For a copy of the study, "Sleep and the Transition to Adolescence: A Longitudinal Study," or to arrange an interview with the study's author, please contact Kelly Wagner, AASM public relations coordinator, at (708) 492-0930, ext. 9331, or email@example.com.
AASM is a professional membership organization dedicated to the advancement of sleep medicine and sleep-related research. As the national accrediting body for sleep disorders centers and laboratories for sleep related breathing disorders, the AASM promotes the highest standards of patient care. The organization serves its members and advances the field of sleep health care by setting the clinical standards for the field of sleep medicine, advocating for recognition, diagnosis and treatment of sleep disorders, educating professionals dedicated to providing optimal sleep health care and fostering the development and application of scientific knowledge.
Kelly Wagner | EurekAlert!
Europe’s Demographic Future. Where the Regions Are Heading after a Decade of Crises
10.08.2017 | Berlin-Institut für Bevölkerung und Entwicklung
Scientists reveal source of human heartbeat in 3-D
07.08.2017 | University of Manchester
Whether you call it effervescent, fizzy, or sparkling, carbonated water is making a comeback as a beverage.

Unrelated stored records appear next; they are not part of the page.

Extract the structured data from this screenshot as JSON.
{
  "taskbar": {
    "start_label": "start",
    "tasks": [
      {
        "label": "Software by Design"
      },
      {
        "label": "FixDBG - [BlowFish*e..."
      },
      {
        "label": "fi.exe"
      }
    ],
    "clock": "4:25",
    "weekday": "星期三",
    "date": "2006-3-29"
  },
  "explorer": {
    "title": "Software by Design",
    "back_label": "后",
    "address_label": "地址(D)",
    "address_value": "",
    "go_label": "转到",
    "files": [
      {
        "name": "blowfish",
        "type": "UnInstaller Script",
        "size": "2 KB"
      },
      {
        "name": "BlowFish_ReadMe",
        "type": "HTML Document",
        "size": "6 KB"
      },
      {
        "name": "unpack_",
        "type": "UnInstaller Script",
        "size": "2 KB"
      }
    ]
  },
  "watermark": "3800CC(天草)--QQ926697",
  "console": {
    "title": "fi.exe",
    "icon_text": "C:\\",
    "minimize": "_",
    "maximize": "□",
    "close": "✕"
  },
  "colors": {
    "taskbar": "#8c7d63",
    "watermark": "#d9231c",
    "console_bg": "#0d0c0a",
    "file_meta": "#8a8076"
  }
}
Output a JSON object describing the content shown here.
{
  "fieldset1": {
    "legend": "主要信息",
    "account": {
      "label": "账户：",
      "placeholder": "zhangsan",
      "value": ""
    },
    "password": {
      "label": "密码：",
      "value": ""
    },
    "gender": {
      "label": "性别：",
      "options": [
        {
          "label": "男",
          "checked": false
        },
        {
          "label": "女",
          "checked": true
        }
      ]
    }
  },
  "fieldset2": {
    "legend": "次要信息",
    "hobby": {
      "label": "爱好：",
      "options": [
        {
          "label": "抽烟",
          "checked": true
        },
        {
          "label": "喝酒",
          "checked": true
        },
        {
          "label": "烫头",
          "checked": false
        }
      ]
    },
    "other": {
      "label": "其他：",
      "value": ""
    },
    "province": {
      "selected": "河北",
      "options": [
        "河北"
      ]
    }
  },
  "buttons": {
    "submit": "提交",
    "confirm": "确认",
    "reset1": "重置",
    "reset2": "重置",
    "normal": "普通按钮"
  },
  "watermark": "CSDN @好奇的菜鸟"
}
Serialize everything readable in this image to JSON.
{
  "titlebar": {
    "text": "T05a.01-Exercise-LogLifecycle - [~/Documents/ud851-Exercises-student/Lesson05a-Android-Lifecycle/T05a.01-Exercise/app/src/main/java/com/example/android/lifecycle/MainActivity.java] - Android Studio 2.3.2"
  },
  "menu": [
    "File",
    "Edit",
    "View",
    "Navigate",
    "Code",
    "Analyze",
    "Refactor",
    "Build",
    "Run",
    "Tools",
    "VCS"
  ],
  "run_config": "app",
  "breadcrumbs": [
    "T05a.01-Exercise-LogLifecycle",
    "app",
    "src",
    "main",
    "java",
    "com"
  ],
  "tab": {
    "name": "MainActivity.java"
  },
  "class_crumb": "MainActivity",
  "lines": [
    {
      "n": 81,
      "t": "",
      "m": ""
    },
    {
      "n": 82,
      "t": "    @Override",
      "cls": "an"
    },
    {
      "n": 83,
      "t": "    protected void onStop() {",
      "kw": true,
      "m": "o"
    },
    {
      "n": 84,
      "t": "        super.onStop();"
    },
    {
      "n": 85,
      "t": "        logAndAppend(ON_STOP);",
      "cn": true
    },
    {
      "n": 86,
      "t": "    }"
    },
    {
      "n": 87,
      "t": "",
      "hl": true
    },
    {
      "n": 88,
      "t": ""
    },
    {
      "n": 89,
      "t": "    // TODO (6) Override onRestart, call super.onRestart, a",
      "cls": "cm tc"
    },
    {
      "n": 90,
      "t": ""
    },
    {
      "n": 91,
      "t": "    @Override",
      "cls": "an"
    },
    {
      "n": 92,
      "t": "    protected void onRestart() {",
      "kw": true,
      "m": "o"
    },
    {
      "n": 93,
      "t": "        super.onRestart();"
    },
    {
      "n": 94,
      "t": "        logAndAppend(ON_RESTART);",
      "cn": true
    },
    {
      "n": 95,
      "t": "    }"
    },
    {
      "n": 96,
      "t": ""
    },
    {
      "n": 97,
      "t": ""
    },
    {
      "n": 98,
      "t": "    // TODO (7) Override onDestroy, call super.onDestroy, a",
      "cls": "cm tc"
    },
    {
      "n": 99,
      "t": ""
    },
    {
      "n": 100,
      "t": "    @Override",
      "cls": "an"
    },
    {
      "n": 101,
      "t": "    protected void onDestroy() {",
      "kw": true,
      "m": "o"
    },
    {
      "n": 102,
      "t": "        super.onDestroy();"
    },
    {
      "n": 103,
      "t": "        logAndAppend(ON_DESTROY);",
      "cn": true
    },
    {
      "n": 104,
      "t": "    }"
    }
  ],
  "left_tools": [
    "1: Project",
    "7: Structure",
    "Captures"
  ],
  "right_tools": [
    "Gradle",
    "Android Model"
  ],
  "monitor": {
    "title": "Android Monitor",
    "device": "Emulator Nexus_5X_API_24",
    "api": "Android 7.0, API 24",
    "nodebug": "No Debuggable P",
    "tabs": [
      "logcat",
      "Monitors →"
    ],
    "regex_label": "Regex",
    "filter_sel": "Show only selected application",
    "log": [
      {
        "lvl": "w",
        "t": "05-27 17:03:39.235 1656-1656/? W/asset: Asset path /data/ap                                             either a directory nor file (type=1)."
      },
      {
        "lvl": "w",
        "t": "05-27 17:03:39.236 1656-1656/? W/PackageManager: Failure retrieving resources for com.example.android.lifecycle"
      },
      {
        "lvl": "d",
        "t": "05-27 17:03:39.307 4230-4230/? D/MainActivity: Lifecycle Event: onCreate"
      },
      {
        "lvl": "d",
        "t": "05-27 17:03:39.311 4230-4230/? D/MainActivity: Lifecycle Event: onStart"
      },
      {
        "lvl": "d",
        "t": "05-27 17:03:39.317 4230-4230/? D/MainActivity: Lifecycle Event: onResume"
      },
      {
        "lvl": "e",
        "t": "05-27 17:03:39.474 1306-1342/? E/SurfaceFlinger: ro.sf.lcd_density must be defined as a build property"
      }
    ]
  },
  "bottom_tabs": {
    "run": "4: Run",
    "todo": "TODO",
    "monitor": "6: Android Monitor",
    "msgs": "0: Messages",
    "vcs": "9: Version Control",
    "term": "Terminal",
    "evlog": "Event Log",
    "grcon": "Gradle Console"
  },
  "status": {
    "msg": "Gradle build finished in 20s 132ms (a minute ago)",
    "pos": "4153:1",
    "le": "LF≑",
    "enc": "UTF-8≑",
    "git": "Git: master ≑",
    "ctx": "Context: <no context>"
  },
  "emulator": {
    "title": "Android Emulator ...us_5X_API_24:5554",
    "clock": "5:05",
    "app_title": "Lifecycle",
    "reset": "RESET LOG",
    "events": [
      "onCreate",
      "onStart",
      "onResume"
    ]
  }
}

Aside from quenching thirst, researchers at the University of Illinois at Urbana-Champaign have discovered a new use for these "bubbly" concoctions that will have major impact on the manufacturer of the world's thinnest, flattest, and one most useful materials -- graphene.
As graphene's popularity grows as an advanced "wonder" material, the speed and quality at which it can be manufactured will be paramount. With that in mind,...
Physicists at the University of Bonn have managed to create optical hollows and more complex patterns into which the light of a Bose-Einstein condensate flows. The creation of such highly low-loss structures for light is a prerequisite for complex light circuits, such as for quantum information processing for a new generation of computers. The researchers are now presenting their results in the journal Nature Photonics.
Light particles (photons) occur as tiny, indivisible portions. Many thousands of these light portions can be merged to form a single super-photon if they are...
For the first time, scientists have shown that circular RNA is linked to brain function. When a RNA molecule called Cdr1as was deleted from the genome of mice, the animals had problems filtering out unnecessary information – like patients suffering from neuropsychiatric disorders.
While hundreds of circular RNAs (circRNAs) are abundant in mammalian brains, one big question has remained unanswered: What are they actually good for? In the...
An experimental small satellite has successfully collected and delivered data on a key measurement for predicting changes in Earth's climate.
The Radiometer Assessment using Vertically Aligned Nanotubes (RAVAN) CubeSat was launched into low-Earth orbit on Nov. 11, 2016, in order to test new...
A study led by scientists of the Max Planck Institute for the Structure and Dynamics of Matter (MPSD) at the Center for Free-Electron Laser Science in Hamburg presents evidence of the coexistence of superconductivity and “charge-density-waves” in compounds of the poorly-studied family of bismuthates. This observation opens up new perspectives for a deeper understanding of the phenomenon of high-temperature superconductivity, a topic which is at the core of condensed matter research since more than 30 years. The paper by Nicoletti et al has been published in the PNAS.
Since the beginning of the 20th century, superconductivity had been observed in some metals at temperatures only a few degrees above the absolute zero (minus...
16.08.2017 | Event News
04.08.2017 | Event News
26.07.2017 | Event News
22.08.2017 | Health and Medicine
22.08.2017 | Materials Sciences
22.08.2017 | Life Sciences